Fed’s Latest Interest Rate Hike Further Burdens Credit Card Debtors: The Federal Reserve (Fed) recently announced its decision to hike interest rates, which has consequences for credit card debtors. The rate hike could potentially increase the burden of credit card debt for many Americans. In this article, we will discuss the reasons behind the Fed’s decision, the impact on credit card debtors, and what they can do to manage their debt.
Why Did the Fed Hike Interest Rates?
The Fed’s decision to hike interest rates is based on its assessment of the state of the economy. The economy has been recovering from the pandemic-induced recession, and inflation has been rising. The Fed aims to keep inflation in check by adjusting interest rates. By hiking interest rates, the Fed hopes to slow down spending and prevent the economy from overheating.
Impact on Credit Card
Debtors Credit card debt is one of the most expensive forms of debt, with interest rates typically ranging from 15% to 25%. When the Fed hikes interest rates, it affects the interest rates on credit cards as well. As a result, credit card debt becomes more expensive, making it harder for debtors to pay it off.
For example, suppose you have a credit card balance of $10,000 with an interest rate of 20%. If the Fed hikes interest rates by 0.25%, your credit card interest rate could increase to 20.25%. That might not seem like a lot, but it can make a significant difference in the long run. You would end up paying an additional $250 in interest charges over the course of a year, assuming you make minimum payments.

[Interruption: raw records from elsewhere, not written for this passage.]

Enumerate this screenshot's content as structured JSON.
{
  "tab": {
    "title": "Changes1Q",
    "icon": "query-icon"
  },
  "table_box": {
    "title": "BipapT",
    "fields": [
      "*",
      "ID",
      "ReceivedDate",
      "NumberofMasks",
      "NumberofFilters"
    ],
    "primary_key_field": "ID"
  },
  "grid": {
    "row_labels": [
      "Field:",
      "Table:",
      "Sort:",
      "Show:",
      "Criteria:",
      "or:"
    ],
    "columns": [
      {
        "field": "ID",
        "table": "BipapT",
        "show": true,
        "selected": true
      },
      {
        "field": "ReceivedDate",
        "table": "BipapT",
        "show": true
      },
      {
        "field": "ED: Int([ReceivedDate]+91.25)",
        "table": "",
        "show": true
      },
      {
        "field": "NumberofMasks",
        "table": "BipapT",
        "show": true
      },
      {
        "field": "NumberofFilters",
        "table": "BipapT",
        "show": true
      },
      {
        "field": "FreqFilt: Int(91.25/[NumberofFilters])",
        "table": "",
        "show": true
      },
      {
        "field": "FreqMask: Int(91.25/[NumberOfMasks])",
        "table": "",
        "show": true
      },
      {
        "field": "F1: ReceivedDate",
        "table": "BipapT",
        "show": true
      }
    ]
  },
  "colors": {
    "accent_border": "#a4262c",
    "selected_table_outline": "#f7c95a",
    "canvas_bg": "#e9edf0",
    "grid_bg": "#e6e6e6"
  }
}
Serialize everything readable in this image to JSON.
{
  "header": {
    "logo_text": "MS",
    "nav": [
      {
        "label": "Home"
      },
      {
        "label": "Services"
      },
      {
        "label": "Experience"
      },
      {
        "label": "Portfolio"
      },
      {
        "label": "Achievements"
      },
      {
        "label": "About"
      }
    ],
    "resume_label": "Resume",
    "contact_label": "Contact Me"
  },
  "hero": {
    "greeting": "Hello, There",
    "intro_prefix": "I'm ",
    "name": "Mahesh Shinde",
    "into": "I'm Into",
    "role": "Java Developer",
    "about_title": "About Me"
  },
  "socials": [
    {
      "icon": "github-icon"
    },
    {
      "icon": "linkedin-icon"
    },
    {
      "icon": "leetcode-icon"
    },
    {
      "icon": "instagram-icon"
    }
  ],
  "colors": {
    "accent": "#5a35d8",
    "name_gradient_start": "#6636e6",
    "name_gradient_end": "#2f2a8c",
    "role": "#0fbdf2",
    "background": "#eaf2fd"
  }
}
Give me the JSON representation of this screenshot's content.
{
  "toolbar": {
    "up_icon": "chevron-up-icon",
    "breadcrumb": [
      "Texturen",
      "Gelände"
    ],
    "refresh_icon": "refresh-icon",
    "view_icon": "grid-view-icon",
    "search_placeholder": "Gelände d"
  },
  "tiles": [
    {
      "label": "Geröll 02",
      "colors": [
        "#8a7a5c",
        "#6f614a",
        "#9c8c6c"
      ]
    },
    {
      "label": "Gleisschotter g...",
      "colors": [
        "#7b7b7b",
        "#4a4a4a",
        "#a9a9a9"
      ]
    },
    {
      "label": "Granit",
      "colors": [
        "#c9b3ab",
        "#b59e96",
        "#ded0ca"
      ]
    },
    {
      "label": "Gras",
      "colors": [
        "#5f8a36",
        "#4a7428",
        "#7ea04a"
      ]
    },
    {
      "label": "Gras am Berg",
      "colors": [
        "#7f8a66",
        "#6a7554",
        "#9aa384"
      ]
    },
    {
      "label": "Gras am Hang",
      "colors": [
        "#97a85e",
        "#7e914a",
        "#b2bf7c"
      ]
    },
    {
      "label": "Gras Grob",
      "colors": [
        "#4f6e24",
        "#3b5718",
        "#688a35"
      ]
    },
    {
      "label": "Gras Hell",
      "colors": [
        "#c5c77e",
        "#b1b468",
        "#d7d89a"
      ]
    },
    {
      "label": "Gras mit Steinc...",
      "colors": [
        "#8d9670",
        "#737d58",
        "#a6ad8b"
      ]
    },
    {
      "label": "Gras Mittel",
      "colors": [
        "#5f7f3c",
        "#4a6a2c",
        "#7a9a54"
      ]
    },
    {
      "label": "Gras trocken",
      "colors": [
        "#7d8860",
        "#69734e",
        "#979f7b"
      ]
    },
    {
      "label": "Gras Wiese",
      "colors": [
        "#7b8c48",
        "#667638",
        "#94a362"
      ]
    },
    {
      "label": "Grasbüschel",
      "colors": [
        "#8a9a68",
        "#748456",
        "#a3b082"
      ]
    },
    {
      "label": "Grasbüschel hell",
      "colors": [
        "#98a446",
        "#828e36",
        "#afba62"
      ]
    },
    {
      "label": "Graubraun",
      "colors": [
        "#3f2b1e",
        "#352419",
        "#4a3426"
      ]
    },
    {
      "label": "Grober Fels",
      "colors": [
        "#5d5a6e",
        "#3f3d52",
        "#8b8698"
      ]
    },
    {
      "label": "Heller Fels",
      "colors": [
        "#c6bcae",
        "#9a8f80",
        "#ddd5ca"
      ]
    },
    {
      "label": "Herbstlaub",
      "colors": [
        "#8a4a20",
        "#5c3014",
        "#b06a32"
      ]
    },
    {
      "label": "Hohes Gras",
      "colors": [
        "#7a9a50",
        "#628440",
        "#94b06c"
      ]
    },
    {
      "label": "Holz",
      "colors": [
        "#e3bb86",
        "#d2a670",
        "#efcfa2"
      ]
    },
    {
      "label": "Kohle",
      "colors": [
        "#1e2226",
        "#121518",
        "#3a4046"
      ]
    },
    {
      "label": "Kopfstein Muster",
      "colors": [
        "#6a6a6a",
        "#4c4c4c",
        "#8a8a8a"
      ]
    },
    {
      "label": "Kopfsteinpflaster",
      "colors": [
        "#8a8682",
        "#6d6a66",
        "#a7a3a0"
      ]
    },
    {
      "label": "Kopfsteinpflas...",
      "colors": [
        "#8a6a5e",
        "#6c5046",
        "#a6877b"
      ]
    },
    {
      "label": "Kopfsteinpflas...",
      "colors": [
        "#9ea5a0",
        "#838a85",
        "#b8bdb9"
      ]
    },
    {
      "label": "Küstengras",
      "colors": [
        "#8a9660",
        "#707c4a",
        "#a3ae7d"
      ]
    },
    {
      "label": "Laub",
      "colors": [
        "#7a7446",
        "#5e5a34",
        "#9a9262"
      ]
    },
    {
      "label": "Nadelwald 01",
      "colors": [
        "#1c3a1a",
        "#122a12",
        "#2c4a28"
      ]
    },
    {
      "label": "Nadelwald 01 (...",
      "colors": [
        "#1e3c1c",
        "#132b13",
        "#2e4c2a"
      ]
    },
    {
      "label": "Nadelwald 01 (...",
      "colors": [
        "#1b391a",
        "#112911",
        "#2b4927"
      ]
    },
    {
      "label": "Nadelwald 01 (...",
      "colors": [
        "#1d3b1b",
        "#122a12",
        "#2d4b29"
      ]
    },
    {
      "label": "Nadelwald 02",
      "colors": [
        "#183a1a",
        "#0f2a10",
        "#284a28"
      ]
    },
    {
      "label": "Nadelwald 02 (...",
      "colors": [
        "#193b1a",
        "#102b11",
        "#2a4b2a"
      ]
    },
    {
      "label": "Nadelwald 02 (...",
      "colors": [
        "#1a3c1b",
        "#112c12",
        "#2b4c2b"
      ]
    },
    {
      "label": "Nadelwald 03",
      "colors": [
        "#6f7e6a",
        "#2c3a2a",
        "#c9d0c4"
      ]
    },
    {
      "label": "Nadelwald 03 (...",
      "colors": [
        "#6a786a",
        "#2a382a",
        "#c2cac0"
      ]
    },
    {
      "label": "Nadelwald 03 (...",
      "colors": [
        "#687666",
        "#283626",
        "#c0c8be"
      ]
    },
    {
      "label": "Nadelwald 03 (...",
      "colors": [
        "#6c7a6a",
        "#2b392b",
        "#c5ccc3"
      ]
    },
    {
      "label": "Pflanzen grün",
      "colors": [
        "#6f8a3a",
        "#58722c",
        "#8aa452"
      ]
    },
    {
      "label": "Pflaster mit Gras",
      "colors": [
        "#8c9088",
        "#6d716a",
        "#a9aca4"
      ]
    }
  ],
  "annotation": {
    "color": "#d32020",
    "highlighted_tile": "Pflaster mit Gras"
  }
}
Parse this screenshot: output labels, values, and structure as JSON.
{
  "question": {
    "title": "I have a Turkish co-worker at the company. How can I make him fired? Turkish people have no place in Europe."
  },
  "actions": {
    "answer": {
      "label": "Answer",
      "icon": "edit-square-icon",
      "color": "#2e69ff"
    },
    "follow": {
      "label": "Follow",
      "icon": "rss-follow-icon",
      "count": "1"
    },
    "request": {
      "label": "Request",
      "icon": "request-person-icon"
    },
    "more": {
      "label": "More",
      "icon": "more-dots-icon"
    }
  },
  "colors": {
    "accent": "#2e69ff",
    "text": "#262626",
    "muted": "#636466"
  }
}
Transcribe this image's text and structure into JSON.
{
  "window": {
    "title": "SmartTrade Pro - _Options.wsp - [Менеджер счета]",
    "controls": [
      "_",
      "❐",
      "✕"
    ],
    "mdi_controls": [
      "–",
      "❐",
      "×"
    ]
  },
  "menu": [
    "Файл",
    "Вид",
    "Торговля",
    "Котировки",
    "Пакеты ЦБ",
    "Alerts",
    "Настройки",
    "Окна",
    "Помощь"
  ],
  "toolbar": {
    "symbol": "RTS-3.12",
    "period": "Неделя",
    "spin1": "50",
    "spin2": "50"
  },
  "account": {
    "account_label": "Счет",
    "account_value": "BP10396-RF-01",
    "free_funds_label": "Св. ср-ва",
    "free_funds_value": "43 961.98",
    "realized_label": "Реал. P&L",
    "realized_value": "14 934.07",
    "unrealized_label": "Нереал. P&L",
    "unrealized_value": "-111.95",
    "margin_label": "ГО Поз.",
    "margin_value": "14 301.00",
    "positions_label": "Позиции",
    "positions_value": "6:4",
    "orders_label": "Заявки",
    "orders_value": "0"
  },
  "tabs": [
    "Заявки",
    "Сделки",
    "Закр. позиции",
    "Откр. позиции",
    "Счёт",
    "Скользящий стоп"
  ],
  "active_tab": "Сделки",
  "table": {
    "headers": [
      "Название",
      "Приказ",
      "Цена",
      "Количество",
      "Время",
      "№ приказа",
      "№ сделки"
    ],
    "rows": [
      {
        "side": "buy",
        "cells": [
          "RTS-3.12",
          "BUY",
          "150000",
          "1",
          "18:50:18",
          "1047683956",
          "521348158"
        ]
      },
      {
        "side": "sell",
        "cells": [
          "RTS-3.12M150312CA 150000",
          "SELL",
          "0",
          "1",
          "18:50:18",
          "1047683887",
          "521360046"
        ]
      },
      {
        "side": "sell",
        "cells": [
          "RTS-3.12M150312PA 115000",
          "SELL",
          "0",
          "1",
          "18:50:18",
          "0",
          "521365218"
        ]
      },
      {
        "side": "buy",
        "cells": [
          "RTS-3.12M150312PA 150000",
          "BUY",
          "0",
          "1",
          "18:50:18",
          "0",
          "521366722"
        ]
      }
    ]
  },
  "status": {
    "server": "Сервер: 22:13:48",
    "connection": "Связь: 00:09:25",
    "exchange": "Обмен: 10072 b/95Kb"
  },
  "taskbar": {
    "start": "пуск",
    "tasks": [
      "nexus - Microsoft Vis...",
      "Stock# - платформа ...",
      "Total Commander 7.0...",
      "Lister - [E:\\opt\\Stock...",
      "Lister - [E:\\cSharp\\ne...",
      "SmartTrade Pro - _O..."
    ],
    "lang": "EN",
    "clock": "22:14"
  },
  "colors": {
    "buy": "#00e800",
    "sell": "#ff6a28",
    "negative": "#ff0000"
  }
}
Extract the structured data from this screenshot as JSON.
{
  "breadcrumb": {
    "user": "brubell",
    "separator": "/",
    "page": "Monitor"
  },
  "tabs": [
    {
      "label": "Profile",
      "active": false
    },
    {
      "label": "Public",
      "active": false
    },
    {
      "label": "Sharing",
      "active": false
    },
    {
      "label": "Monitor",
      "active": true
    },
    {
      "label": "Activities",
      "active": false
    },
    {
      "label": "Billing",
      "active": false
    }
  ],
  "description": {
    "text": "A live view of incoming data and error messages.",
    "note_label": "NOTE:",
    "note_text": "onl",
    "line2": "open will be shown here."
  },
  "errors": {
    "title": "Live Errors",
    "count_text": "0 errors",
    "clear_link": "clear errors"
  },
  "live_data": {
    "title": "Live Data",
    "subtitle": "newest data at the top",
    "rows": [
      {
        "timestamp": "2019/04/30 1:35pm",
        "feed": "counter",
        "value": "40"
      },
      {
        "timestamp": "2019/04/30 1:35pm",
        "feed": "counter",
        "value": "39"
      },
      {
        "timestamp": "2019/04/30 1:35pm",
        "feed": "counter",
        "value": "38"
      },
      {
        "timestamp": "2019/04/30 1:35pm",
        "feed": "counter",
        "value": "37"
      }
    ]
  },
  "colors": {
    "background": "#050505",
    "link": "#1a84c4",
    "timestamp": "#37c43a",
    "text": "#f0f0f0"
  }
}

What Can Credit Card Debtors Do?
If you are a credit card debtor, there are several steps you can take to manage your debt in light of the Fed’s interest rate hike.
- Pay More Than the Minimum Payment Paying more than the minimum payment can help you pay off your debt faster and save money on interest charges. Even if you can’t pay off your balance in full, paying more than the minimum payment can make a significant difference in the long run.
- Look for Ways to Reduce Your Interest Rate If you have good credit, you may be able to negotiate a lower interest rate with your credit card issuer. You can also consider transferring your balance to a credit card with a lower interest rate or taking out a personal loan to pay off your credit card debt.
- Create a Budget Creating a budget can help you prioritize your expenses and find ways to reduce your spending. By cutting back on unnecessary expenses, you can free up more money to put towards your credit card debt.
- Consider Credit Counseling or Debt Consolidation If you are struggling to manage your debt, credit counseling or debt consolidation may be an option. Credit counseling can help you create a budget and develop a plan to pay off your debt, while debt consolidation involves combining multiple debts into a single loan with a lower interest rate.
Understanding the Fed’s Interest Rate Hike:
- Federal Reserve’s role in setting interest rates
- The rationale behind the decision to increase rates
- Historical context of interest rate hikes
Impact on Credit Card Debt:
- How credit card interest rates are affected by the Fed’s decision
- Increase in monthly minimum payments
- Extended repayment periods
- Accumulation of more interest over time
Challenges Faced by Credit Card Debtors:
- Financial strain and budget constraints
- Increased difficulty in paying off debt
- Impact on credit scores and future borrowing opportunities
Tips for Managing Credit Card Debt:
- Create a realistic budget and stick to it
- Pay more than the minimum payment each month
- Consider balance transfers or debt consolidation
- Seek professional advice if needed
Alternatives to Credit Card Debt:
- Exploring lower-interest loan options
- Using personal savings to pay off debt
- Negotiating with creditors for lower interest rates or repayment plans
How often does the Fed hike interest rates?
The Fed adjusts interest rates based on its assessment of the state of the economy. Interest rate hikes are not on a set schedule and can vary depending on economic conditions.
How does the Fed’s interest rate hike affect other types of debt?
The Fed’s interest rate hike can affect other types of debt, such as mortgages, car loans, and student loans. However, the impact may not be as significant as it is on credit card debt.
Can credit card issuers hike interest rates independently of the Fed?
Yes, credit card issuers can hike interest rates independently of the Fed. However, they typically follow the Fed’s lead when it comes to interest rate changes.
The Federal Reserve’s decision to increase interest rates has created additional challenges for credit card debtors. Higher interest rates result in increased financial burdens, making it harder for individuals to manage their debt effectively. However, there are steps debtors can take to alleviate the impact of this interest rate hike. By creating a realistic budget, paying more than the minimum payment, and exploring alternative repayment options, debtors can work towards reducing and eventually eliminating their credit card debt. It is essential to seek professional advice if needed and to remain proactive in managing financial obligations. By staying informed and taking appropriate action, credit card debtors can regain control of their financial well-being and pave the way towards a debt-free future.